[Collected data]
-----

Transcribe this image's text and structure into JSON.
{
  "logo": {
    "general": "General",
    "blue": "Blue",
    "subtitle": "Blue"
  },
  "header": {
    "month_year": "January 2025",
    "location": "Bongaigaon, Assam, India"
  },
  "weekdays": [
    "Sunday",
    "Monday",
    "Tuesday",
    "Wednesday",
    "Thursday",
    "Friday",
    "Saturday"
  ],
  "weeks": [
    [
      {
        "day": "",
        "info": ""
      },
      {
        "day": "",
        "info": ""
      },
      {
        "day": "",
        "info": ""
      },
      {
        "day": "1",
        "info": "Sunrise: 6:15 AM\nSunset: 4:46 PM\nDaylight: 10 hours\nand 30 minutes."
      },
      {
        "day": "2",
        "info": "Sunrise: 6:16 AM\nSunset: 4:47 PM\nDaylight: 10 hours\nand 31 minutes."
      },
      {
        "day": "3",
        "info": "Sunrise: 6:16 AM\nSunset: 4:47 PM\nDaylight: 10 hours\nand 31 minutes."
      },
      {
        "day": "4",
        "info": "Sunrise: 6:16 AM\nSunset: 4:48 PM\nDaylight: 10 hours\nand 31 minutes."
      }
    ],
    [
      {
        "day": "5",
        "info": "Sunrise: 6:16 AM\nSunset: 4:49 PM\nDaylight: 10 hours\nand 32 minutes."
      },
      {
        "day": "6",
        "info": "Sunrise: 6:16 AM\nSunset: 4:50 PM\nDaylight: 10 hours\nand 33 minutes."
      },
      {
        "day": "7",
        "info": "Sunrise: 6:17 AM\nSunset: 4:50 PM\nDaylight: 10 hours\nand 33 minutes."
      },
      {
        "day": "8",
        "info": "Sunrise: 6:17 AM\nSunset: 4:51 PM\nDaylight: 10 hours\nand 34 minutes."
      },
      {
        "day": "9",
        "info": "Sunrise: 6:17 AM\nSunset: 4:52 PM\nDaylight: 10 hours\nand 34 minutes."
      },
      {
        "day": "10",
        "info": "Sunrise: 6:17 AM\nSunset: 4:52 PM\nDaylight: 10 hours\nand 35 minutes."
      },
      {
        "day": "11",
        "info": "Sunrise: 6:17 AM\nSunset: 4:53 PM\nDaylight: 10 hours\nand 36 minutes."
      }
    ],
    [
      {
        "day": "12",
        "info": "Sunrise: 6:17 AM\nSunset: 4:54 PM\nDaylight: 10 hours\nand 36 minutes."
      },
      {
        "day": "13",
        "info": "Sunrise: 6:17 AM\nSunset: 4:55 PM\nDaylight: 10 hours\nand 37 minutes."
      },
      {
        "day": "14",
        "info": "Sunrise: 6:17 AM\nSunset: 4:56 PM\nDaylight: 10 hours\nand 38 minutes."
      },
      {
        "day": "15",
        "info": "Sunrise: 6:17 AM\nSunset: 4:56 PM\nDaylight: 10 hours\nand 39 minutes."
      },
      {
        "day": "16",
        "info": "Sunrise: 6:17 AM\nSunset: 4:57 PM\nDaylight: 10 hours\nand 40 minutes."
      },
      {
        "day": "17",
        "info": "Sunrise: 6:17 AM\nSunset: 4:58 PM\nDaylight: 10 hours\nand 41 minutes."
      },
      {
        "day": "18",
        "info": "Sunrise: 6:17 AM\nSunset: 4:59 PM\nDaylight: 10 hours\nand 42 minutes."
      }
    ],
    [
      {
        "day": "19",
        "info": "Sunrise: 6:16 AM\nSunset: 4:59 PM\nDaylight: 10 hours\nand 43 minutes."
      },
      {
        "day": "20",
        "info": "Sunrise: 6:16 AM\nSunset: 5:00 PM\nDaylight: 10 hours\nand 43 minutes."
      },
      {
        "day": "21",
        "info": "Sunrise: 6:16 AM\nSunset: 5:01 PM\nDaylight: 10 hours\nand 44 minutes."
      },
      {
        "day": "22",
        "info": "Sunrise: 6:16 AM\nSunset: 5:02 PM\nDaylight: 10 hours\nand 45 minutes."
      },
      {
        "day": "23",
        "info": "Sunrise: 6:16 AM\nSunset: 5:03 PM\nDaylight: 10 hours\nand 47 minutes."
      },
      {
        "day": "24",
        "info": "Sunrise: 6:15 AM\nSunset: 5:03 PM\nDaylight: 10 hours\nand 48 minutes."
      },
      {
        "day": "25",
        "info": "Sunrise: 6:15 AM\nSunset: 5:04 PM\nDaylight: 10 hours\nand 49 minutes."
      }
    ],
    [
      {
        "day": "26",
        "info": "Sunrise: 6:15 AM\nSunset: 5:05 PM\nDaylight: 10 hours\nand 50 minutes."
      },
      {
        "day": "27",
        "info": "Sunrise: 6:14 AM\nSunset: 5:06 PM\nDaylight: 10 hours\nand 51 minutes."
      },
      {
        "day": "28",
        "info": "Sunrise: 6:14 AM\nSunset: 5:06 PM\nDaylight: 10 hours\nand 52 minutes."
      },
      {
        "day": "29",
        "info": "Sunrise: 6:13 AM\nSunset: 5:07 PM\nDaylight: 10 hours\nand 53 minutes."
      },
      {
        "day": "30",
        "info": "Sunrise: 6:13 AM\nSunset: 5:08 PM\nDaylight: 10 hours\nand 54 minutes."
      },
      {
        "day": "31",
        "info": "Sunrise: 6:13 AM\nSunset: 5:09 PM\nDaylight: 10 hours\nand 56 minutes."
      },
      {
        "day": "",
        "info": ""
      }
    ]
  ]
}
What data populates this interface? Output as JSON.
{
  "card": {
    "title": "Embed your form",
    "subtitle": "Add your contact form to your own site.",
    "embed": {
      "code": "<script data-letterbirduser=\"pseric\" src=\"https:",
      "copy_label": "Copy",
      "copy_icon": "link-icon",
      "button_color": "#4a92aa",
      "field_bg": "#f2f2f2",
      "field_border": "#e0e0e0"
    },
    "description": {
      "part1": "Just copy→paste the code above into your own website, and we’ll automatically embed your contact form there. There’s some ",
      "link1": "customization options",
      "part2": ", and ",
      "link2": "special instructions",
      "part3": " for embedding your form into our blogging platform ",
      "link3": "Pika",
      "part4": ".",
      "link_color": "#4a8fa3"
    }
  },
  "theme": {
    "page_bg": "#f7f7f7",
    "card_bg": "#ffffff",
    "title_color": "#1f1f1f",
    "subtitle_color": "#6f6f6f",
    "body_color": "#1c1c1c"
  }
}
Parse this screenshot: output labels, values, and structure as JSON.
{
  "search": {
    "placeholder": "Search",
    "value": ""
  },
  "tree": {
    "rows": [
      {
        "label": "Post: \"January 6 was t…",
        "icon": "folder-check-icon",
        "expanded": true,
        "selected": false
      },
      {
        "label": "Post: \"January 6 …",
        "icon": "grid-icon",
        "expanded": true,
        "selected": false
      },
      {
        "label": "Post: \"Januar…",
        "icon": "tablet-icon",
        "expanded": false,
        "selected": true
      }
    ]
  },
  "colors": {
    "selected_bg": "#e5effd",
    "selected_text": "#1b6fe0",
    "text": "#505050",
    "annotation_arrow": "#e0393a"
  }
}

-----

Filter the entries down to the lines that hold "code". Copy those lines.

      "code": "<script data-letterbirduser=\"pseric\" src=\"https:",
      "part1": "Just copy→paste the code above into your own website, and we’ll automatically embed your contact form there. There’s some ",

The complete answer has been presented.